Does the Establishment of the Ministry of Environmental Protection Matter for Addressing China's Pollution Problems? Empirical Evidence from Listed Companies
31 Pages Posted: 10 Oct 2016
Date Written: October 8, 2016
This paper uses an event study methodology to examine the stock price reactions of polluting companies traded on stock exchanges in mainland China to an exogenous environmental event, i.e., the establishment of the Ministry of Environmental Protection in 2008, which showed the Chinese government’s ambition to enforce the environmental protection rules more strictly. We find that, on average, these listed companies experienced a statistically and economically significant abnormal return of -3.6% on the event date, indicating that these companies are expected to face a harsher regulatory environment as a result of this administrative reform. The market apparently has placed great expectations on the administrative reform to address China’s environmental pollution problems. In addition, we find that, compared to their counterparts in private sector, state-owned enterprises (SOEs) experienced a smaller price decline during the event window, which suggests that SOEs are more likely to enjoy favorable treatment from regulatory agencies. Our empirical evidence therefore shows that the selective enforcement of environmental law is a significant concern and tends to undermine the effects of such reform.
Keywords: Administrative Ranks, Event Study, Listed Companies, Ministry of Environmental Protection of China, Polluting Industries
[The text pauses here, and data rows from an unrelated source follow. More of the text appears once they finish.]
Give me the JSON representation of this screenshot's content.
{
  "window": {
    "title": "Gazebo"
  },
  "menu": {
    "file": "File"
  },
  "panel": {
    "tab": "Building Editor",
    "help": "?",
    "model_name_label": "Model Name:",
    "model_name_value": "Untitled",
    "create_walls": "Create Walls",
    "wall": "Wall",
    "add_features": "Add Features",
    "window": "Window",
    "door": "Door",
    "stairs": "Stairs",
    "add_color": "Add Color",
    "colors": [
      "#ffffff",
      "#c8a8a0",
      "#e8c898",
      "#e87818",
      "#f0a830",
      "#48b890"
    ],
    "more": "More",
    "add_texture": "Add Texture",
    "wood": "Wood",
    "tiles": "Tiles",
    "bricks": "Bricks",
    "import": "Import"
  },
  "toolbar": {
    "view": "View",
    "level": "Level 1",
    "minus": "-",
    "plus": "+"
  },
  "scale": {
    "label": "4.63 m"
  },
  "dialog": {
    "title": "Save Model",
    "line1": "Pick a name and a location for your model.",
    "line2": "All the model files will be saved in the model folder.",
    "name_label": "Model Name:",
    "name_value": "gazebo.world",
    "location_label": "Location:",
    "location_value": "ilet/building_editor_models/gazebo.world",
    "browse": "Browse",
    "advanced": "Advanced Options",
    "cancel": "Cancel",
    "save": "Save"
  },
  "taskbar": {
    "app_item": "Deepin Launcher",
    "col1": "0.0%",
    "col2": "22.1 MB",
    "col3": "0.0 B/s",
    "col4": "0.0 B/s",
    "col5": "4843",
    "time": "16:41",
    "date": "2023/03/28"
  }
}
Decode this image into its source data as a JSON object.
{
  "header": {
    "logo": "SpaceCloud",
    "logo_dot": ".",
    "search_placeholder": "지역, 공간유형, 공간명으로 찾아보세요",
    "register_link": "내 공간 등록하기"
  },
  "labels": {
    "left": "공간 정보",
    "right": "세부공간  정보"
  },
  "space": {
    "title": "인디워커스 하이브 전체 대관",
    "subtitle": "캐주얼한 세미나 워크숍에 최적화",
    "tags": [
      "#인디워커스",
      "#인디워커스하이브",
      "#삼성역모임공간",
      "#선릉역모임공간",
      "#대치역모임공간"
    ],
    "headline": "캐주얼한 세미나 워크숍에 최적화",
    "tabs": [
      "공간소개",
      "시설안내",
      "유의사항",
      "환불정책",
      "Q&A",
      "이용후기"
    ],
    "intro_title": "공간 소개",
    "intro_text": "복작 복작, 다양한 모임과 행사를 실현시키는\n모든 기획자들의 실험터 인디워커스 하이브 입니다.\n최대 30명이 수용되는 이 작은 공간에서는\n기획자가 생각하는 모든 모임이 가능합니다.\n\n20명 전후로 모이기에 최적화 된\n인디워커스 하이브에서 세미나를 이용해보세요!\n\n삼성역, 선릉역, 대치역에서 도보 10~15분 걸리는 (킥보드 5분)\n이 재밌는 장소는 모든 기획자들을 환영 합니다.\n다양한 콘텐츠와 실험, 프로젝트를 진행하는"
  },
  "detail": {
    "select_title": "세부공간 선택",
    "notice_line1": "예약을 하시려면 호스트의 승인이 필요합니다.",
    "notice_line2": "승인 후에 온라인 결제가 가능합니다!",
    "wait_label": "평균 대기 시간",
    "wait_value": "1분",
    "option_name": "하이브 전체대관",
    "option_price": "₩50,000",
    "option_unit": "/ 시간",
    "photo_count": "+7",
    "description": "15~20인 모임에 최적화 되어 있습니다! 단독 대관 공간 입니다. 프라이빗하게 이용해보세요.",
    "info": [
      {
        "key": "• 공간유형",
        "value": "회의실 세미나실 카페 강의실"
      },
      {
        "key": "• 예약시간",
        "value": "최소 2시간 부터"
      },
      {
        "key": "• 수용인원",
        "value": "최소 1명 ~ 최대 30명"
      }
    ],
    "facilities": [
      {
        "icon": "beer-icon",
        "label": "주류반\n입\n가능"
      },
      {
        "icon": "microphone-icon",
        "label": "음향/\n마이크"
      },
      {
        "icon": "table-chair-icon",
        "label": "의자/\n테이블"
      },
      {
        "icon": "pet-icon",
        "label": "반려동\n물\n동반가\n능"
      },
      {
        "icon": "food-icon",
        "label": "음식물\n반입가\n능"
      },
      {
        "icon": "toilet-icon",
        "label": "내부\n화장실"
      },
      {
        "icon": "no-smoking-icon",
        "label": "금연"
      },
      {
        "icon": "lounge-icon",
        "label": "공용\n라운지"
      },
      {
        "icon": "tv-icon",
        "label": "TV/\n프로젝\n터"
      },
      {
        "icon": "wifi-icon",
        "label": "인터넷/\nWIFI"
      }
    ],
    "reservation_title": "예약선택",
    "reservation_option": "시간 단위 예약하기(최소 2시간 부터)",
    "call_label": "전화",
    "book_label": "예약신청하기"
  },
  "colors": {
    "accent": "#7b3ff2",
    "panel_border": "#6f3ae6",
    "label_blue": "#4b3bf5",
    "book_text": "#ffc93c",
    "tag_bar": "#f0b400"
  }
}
JEL Classification: G14, K32, Q58
Suggested Citation: Suggested Citation